For the uninitiated, the term “acupuncture” may bring to mind visions of needles and pain. But those who have tried it know there is a lot more to the treatment than pokes and pricks — and usually little to no pain.
Acupuncture can benefit patients with various health conditions. According to the World Health Organization, acupuncture can effectively treat over 30 diseases including various pain disorders, nausea and vomiting, morning sickness, allergic rhinitis and more.
While acupuncture has become mainstream as a safe and effective alternative or complementary therapy to Western medicine, it can be intimidating for those trying it for the first time.
Victoria Risovanny, a licensed acupuncturist at the Sewall Healthy Living Center at Sharp Coronado Hospital, shares five things to expect from your first acupuncture visit, to make your experience worry-free and pleasant.
- The first visit is a longer one. Your first acupuncture session may last longer then follow-up sessions because the acupuncturist needs to know details of your medical history. When making an appointment, ask if you can do initial paperwork ahead of time because often it includes a lengthy health questionnaire. Also, bring a list of medications and dietary supplements you are currently taking.
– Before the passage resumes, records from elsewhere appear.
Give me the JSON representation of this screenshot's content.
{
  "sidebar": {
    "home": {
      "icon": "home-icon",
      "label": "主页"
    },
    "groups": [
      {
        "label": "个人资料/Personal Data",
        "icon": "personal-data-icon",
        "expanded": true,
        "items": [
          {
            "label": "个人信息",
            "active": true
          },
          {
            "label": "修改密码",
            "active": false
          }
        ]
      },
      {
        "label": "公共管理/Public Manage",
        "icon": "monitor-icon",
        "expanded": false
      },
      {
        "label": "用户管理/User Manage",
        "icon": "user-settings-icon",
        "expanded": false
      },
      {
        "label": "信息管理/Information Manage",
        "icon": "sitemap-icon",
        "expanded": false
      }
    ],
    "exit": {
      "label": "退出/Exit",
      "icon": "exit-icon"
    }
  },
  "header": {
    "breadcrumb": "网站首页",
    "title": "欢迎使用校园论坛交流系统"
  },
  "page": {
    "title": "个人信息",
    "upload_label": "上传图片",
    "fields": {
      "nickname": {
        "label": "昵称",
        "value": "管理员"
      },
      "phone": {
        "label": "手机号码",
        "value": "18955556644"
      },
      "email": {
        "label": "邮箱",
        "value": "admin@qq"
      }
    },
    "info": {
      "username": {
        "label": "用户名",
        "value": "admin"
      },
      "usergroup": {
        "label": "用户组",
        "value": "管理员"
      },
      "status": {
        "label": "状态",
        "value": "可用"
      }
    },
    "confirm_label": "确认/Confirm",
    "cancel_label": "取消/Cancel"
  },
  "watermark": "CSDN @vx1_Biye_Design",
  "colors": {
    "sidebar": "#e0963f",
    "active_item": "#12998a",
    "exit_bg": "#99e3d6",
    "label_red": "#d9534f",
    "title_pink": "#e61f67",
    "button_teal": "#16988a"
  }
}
- It will include a pulse and tongue observation. The acupuncturist may ask you to show your tongue and may feel your pulse on both wrists to determine the current state of your internal organs’ health. These traditional Chinese medicine diagnostic tools have been used for thousands of years. Individual acupuncture treatment prescription is based on the results of pulse and tongue observations, in combination with patient symptoms and what is learned from your health history. Tip: Don’t brush your tongue on the day of your acupuncture treatment so the practitioner can see its true presentation.
- Your clothes stay on. Unless asked, you don’t need to remove your clothes to receive acupuncture. Wear loose clothes such as workout clothes so the acupuncturist can easily roll up sleeves and the bottom of pants to reach ankles, knees, wrists and elbows — many acupuncture points are located in this area.
- You may be asked unexpected questions. Acupuncturists often ask questions about sleep (quality of sleep; if you wake up at night and at what time), your bowel movements and urination (frequency, color, if it is painful, etc.). This type of information helps to assess the current state of your health.
- Acupuncture is more than just needles. Your acupuncture treatment may include other treatment methods such as cupping, gua sha (scraping), essential oils, massage and ear acupressure. Communicate with your therapist about your preferences, especially if you have never tried these therapies before.
“It’s important to ask us questions,” says Risovanny. “Ask if there is anything you can do at home to support your healing process.”
She adds, “Your acupuncturist may suggest easy dietary changes, stress-relieving techniques or exercise to add to your daily routine to help you achieve your health goals sooner.”